◆ **ABOUT THIS TASK**
An identical copy of every entry below is the required output.

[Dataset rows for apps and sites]
□ □ □ □ □ □ □

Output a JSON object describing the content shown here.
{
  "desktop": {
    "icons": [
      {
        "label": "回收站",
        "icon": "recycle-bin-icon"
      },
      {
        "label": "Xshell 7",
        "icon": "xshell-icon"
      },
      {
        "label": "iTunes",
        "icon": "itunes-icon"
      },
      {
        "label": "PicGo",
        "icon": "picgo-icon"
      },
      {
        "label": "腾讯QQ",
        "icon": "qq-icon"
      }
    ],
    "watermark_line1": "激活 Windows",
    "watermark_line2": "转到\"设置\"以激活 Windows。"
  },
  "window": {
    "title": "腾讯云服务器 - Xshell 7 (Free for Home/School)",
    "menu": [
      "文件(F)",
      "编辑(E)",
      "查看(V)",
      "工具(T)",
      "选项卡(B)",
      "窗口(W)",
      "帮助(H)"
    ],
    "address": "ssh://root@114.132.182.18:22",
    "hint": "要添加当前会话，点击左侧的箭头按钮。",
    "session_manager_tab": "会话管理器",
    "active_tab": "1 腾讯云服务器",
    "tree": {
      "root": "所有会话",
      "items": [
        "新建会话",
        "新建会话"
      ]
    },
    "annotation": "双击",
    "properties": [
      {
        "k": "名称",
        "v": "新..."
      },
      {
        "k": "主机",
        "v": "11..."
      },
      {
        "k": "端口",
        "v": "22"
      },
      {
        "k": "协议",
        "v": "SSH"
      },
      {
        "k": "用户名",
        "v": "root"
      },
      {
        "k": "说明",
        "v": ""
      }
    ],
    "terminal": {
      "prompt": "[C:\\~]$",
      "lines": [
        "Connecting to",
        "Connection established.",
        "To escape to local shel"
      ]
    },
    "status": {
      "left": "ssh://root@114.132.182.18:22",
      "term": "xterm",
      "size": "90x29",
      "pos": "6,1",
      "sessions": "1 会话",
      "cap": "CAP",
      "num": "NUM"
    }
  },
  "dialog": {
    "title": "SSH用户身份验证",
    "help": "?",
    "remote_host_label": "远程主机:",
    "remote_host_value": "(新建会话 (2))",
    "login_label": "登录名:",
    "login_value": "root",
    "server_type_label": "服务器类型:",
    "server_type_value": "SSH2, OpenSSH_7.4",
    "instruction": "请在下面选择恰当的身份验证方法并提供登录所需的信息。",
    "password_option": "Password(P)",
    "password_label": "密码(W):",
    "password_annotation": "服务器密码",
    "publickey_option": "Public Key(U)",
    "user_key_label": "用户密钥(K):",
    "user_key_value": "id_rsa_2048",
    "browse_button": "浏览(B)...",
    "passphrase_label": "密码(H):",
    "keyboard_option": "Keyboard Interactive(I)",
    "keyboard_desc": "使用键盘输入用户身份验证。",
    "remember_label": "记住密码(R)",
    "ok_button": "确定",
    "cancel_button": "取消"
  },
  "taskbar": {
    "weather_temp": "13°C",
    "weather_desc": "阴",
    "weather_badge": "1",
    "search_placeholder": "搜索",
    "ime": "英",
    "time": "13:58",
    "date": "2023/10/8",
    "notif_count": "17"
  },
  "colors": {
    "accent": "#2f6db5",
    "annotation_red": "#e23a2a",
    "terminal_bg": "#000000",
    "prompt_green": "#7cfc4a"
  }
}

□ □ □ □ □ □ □

◆ **RESPONSE AREA**
Output a JSON object describing the content shown here.
{
  "desktop": {
    "icons": [
      {
        "label": "回收站",
        "icon": "recycle-bin-icon"
      },
      {
        "label": "Xshell 7",
        "icon": "xshell-icon"
      },
      {
        "label": "iTunes",
        "icon": "itunes-icon"
      },
      {
        "label": "PicGo",
        "icon": "picgo-icon"
      },
      {
        "label": "腾讯QQ",
        "icon": "qq-icon"
      }
    ],
    "watermark_line1": "激活 Windows",
    "watermark_line2": "转到\"设置\"以激活 Windows。"
  },
  "window": {
    "title": "腾讯云服务器 - Xshell 7 (Free for Home/School)",
    "menu": [
      "文件(F)",
      "编辑(E)",
      "查看(V)",
      "工具(T)",
      "选项卡(B)",
      "窗口(W)",
      "帮助(H)"
    ],
    "address": "ssh://root@114.132.182.18:22",
    "hint": "要添加当前会话，点击左侧的箭头按钮。",
    "session_manager_tab": "会话管理器",
    "active_tab": "1 腾讯云服务器",
    "tree": {
      "root": "所有会话",
      "items": [
        "新建会话",
        "新建会话"
      ]
    },
    "annotation": "双击",
    "properties": [
      {
        "k": "名称",
        "v": "新..."
      },
      {
        "k": "主机",
        "v": "11..."
      },
      {
        "k": "端口",
        "v": "22"
      },
      {
        "k": "协议",
        "v": "SSH"
      },
      {
        "k": "用户名",
        "v": "root"
      },
      {
        "k": "说明",
        "v": ""
      }
    ],
    "terminal": {
      "prompt": "[C:\\~]$",
      "lines": [
        "Connecting to",
        "Connection established.",
        "To escape to local shel"
      ]
    },
    "status": {
      "left": "ssh://root@114.132.182.18:22",
      "term": "xterm",
      "size": "90x29",
      "pos": "6,1",
      "sessions": "1 会话",
      "cap": "CAP",
      "num": "NUM"
    }
  },
  "dialog": {
    "title": "SSH用户身份验证",
    "help": "?",
    "remote_host_label": "远程主机:",
    "remote_host_value": "(新建会话 (2))",
    "login_label": "登录名:",
    "login_value": "root",
    "server_type_label": "服务器类型:",
    "server_type_value": "SSH2, OpenSSH_7.4",
    "instruction": "请在下面选择恰当的身份验证方法并提供登录所需的信息。",
    "password_option": "Password(P)",
    "password_label": "密码(W):",
    "password_annotation": "服务器密码",
    "publickey_option": "Public Key(U)",
    "user_key_label": "用户密钥(K):",
    "user_key_value": "id_rsa_2048",
    "browse_button": "浏览(B)...",
    "passphrase_label": "密码(H):",
    "keyboard_option": "Keyboard Interactive(I)",
    "keyboard_desc": "使用键盘输入用户身份验证。",
    "remember_label": "记住密码(R)",
    "ok_button": "确定",
    "cancel_button": "取消"
  },
  "taskbar": {
    "weather_temp": "13°C",
    "weather_desc": "阴",
    "weather_badge": "1",
    "search_placeholder": "搜索",
    "ime": "英",
    "time": "13:58",
    "date": "2023/10/8",
    "notif_count": "17"
  },
  "colors": {
    "accent": "#2f6db5",
    "annotation_red": "#e23a2a",
    "terminal_bg": "#000000",
    "prompt_green": "#7cfc4a"
  }
}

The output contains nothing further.